According to Fujirumors, the upcoming Fujifilm X-T4 will come with a brand new film simulation: Bleach Bypass. What’s bleach bypass? It’s a darkroom technique where you skip or limit the bleach during the development of color film, which retains the silver in the film. What you end up with is a high-contrast, low-saturated image that might appear as though someone combined a color and black-and-white image. Think Classic Chrome, but with more contrast and less saturation, and a silvery appearance. I think this new film simulation will be an excellent addition!

Will Fujifilm make the new Bleach Bypass film simulation available to other cameras via a firmware update? Maybe the X-Trans IV models, not likely any other. Fujifilm has yet to add Classic Negative to the X-T3 or X-T30, and maybe they never will. I’m hopeful that after the release of the X-T4, Fujifilm will add both of these new film simulations to the “older” X-Trans IV models, but that might be nothing more than wishful thinking. I will tell you this: it’s hard not to be envious! I’m really looking forward to one day trying both of them and creating new film simulation recipes. I just hope that day comes sooner than later.

3 New Cameras Confirmed

Fujifilm Film Simulation Blog

In my last post I mentioned the rumor that Fujifilm will be releasing three new cameras this spring. The details were pretty limited at that time, but a lot more information has come out since then (thank you, Fujirumors), so I wanted to pass along a quick update to those who are interested.

One of the three cameras will be the X-T4, which will be the successor for both the X-T3 and X-H1. It will be nearly identical to the X-T3, but with a slightly larger body, and will feature in-body-image-stabilization (IBIS) and 6K video capabilities. I’m not sure if it will use the X-Trans IV sensor and X-Processor 4, or if X-Trans V is right around the corner. Clearly, it’s a merger of the X-T and X-H lines, and will be Fujifilm’s flagship APS-C camera. I’m sure it will be priced higher than the X-T3.

Another camera will be the X100V, which will indeed have a redesigned lens. The X100 series has had the same lens from the beginning, so this will be the first with different optics. What will be different about it is unknown. Details are pretty vague right now, but I’m sure in the coming weeks we’ll know much more.

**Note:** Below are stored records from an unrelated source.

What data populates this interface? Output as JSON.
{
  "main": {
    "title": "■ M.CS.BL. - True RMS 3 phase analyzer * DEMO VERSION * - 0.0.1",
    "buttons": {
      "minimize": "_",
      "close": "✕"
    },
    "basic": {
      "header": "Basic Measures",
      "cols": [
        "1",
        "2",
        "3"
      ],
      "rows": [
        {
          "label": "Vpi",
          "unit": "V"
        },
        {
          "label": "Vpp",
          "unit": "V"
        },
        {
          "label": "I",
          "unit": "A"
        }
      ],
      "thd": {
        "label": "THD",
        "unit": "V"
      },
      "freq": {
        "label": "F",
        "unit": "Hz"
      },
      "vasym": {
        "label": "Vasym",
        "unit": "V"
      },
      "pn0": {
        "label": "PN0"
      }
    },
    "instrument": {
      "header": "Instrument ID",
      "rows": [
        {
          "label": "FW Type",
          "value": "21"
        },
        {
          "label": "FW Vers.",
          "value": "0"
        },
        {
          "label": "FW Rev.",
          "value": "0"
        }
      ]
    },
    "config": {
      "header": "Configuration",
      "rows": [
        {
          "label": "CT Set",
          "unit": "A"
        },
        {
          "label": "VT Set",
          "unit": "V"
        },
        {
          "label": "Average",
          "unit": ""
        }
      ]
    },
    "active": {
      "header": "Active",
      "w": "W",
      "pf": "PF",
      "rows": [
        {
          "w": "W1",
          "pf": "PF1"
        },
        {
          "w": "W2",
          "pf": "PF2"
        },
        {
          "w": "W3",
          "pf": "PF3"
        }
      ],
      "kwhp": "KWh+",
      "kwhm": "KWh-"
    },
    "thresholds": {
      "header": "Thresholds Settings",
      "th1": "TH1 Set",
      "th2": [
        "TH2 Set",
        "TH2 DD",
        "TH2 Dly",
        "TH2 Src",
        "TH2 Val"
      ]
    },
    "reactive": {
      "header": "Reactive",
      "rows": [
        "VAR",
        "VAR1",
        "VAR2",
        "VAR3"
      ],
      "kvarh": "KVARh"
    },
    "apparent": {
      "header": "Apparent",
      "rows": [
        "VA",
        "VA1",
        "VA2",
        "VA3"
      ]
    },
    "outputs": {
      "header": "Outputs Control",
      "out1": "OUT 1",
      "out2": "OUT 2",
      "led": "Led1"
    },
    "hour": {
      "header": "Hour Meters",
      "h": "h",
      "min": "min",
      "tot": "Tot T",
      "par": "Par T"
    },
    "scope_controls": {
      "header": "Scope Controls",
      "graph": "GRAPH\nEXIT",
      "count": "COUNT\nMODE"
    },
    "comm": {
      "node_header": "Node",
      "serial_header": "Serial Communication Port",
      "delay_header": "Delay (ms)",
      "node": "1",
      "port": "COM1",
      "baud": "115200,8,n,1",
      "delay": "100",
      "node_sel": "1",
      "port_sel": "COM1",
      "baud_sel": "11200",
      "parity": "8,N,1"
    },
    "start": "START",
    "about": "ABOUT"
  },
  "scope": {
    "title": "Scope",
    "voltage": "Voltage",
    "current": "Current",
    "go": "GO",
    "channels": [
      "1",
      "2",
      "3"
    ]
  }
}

The third camera will be the X-T200, the successor to the X-T100. It sounds like it will be essentially the same camera as the X-A7, but in the shape of the X-T100. In other words, the rear screen, auto-focus and video capabilities will be much improved, and everything else will be pretty much the same.

And, apparently, there will be no new GFX camera in 2020, but sometime in 2021 instead. They are working on one, that’s already been determined, but I guess aren’t ready to release it for awhile. That concludes your gear update for today.